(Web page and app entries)
***

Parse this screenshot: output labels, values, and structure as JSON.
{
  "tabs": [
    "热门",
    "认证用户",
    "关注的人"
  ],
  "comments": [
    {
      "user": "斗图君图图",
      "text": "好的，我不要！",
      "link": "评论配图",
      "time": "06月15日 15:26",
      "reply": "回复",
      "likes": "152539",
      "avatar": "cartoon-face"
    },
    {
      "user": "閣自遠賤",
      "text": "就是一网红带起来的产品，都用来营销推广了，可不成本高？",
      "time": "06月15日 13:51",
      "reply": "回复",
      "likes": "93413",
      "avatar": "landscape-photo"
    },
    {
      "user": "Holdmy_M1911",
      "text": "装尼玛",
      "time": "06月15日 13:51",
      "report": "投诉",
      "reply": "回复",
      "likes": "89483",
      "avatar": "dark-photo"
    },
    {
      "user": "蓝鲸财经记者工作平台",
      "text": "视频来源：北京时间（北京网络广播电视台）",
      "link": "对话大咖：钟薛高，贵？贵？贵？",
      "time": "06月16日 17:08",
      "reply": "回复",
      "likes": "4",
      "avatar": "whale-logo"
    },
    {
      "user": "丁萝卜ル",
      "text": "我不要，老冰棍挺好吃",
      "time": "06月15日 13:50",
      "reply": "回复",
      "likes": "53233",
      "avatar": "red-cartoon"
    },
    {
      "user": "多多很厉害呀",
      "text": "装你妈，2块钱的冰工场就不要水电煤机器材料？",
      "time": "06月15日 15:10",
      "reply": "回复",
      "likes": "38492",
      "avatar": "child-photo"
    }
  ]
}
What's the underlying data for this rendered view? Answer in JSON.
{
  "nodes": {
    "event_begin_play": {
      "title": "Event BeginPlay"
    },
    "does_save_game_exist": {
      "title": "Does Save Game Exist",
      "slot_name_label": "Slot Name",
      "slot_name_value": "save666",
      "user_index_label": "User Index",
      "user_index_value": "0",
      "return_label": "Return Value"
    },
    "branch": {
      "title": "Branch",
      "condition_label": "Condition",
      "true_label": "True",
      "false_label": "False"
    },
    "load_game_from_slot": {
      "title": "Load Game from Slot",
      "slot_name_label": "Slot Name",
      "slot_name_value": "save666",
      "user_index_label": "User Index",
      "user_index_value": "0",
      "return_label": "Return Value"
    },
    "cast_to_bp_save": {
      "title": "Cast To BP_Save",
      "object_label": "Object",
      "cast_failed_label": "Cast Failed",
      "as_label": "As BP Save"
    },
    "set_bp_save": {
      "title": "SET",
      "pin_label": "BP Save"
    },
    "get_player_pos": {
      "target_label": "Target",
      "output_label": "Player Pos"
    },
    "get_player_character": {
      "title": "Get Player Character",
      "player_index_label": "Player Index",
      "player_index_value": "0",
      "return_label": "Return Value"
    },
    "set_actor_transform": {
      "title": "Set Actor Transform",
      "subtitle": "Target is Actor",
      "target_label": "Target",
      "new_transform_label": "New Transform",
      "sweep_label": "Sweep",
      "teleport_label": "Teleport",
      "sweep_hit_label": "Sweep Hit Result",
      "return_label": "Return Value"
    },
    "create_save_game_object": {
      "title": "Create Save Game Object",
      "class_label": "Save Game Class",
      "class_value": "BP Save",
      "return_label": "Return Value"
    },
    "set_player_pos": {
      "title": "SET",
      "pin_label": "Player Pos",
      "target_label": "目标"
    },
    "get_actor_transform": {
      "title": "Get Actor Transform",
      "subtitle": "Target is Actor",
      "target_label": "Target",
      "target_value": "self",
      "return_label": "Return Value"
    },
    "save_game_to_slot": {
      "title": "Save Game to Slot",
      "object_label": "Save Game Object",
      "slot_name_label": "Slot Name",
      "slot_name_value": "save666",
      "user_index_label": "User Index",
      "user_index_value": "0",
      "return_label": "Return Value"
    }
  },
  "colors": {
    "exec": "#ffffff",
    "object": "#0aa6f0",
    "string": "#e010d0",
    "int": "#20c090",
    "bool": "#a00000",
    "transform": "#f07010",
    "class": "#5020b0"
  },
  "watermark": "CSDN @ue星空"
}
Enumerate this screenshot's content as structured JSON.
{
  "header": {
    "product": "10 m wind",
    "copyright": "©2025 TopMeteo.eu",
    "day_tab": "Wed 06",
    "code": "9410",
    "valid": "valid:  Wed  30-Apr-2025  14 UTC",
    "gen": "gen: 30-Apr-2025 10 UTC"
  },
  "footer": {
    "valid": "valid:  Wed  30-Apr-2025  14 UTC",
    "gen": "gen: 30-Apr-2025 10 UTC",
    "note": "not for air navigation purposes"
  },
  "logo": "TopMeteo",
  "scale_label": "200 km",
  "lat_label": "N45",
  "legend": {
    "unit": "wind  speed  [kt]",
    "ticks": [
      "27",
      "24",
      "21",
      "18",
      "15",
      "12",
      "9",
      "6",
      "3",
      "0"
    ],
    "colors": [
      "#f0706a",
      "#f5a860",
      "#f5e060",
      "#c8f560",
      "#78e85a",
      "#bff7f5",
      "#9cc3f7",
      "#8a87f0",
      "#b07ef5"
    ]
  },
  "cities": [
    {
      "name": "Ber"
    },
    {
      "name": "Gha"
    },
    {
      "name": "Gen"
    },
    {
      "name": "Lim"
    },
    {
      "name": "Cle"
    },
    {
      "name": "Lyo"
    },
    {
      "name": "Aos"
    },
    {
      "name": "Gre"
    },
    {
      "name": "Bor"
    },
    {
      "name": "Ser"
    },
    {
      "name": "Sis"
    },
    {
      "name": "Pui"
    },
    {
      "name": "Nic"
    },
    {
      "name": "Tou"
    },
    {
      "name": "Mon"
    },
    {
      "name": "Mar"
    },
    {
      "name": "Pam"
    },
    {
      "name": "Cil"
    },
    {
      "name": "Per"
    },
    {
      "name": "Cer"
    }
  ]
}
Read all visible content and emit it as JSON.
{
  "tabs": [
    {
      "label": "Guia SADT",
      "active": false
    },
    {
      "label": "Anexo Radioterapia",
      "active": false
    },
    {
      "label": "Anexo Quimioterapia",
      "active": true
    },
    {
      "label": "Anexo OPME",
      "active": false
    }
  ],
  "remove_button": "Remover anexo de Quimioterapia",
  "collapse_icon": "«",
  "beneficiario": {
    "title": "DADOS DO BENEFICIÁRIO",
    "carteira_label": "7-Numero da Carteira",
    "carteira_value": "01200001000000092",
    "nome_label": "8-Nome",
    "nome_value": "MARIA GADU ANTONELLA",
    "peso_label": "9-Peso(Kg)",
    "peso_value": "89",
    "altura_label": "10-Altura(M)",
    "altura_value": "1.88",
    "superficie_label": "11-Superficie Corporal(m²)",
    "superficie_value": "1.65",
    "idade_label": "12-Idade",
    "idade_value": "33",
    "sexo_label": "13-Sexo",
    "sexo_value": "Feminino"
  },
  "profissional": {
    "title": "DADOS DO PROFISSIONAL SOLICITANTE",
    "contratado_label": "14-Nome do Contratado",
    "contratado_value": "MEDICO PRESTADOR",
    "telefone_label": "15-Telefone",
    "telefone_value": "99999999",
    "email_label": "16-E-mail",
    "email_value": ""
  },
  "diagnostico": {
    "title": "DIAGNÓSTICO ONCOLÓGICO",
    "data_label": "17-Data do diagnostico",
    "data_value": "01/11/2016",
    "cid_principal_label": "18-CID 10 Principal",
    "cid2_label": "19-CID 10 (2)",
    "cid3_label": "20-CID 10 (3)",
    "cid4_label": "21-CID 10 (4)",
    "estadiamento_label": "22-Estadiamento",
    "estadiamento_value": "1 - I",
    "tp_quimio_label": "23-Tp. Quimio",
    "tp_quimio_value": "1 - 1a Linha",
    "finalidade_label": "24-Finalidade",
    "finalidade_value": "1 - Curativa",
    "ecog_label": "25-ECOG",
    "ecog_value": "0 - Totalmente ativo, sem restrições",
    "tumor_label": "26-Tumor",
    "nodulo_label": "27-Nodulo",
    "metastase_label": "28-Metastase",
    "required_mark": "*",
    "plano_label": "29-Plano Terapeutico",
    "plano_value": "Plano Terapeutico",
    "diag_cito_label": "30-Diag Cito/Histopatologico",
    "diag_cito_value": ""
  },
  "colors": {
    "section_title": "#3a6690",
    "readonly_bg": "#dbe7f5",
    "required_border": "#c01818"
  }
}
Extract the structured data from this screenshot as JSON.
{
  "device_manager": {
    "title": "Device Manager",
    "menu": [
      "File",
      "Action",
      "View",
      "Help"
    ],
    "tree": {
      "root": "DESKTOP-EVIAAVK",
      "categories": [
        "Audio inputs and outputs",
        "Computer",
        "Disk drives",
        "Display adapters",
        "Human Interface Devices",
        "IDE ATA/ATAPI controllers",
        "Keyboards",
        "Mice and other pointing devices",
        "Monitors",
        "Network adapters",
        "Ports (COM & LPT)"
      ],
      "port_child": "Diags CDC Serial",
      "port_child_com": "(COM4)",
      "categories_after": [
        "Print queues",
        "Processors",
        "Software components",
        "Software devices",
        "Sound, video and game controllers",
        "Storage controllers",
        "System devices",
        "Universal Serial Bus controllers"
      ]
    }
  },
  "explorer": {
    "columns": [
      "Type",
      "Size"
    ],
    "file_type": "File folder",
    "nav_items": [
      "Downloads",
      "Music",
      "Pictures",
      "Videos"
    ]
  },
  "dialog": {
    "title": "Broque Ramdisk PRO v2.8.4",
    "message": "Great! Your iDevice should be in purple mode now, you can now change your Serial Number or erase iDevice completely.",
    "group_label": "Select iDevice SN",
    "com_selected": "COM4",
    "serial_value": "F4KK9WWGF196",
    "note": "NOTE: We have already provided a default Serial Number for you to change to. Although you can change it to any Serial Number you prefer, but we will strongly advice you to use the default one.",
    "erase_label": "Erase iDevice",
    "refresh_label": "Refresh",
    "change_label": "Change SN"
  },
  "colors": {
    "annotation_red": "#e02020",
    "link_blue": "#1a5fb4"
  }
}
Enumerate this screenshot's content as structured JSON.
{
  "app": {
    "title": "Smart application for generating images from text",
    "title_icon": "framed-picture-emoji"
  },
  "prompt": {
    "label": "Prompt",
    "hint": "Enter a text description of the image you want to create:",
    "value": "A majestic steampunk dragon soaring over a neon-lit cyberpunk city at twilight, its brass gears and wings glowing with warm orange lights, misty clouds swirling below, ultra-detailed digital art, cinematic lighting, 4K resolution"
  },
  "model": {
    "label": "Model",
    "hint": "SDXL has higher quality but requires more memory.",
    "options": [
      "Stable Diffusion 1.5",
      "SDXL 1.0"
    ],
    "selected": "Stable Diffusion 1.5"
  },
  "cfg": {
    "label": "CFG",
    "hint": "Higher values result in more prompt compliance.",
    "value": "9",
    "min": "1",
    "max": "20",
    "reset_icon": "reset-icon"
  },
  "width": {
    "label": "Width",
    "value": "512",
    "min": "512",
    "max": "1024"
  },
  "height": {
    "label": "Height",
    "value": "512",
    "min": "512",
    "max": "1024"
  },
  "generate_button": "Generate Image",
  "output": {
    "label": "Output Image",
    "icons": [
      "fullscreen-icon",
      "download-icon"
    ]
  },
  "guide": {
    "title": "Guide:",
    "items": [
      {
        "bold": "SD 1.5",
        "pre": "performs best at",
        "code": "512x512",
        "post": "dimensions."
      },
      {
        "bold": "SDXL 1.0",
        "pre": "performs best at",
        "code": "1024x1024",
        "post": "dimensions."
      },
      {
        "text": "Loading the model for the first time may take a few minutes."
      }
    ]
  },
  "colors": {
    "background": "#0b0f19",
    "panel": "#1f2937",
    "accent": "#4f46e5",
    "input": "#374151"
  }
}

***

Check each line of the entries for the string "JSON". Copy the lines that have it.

Parse this screenshot: output labels, values, and structure as JSON.
What's the underlying data for this rendered view? Answer in JSON.
Enumerate this screenshot's content as structured JSON.
Read all visible content and emit it as JSON.
Extract the structured data from this screenshot as JSON.
Enumerate this screenshot's content as structured JSON.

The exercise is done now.